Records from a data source

━━━━━━

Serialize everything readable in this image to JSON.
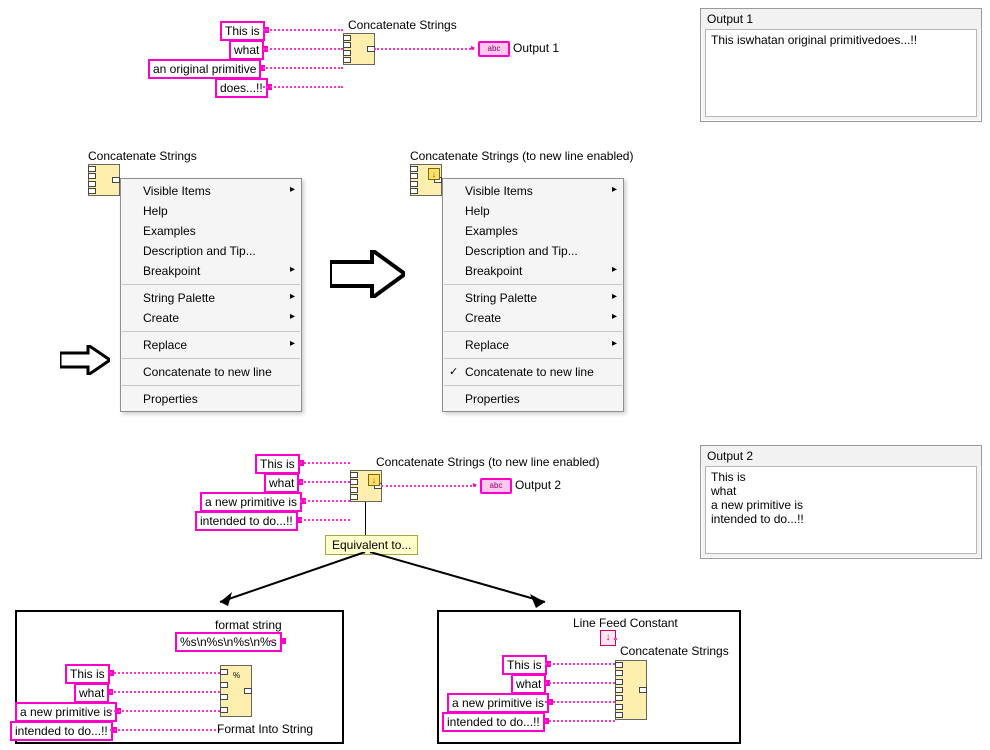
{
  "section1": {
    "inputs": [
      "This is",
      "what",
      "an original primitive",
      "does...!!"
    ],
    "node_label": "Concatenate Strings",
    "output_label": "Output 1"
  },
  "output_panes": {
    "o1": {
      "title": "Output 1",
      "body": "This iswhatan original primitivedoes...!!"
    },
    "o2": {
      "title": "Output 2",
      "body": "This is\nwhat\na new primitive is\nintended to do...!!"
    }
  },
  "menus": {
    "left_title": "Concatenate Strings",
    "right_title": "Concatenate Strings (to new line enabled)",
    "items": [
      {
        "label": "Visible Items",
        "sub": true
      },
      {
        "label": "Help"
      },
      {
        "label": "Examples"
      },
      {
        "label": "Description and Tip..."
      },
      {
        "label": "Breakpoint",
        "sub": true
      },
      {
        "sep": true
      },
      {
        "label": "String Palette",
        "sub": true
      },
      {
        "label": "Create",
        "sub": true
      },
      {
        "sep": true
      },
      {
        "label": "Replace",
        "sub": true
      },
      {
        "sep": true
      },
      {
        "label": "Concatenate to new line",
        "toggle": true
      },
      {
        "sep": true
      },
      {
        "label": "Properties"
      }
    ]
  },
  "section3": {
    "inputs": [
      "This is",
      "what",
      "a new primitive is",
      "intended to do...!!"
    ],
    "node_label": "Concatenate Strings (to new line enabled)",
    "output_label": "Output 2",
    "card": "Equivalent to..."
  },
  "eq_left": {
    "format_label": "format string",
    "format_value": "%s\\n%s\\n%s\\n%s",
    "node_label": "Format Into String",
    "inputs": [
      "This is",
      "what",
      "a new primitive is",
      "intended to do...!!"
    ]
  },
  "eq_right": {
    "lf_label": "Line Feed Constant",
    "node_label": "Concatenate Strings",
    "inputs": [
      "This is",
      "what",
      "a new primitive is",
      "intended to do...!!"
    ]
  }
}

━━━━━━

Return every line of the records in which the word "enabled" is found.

▸ Response:
    "right_title": "Concatenate Strings (to new line enabled)",
    "node_label": "Concatenate Strings (to new line enabled)",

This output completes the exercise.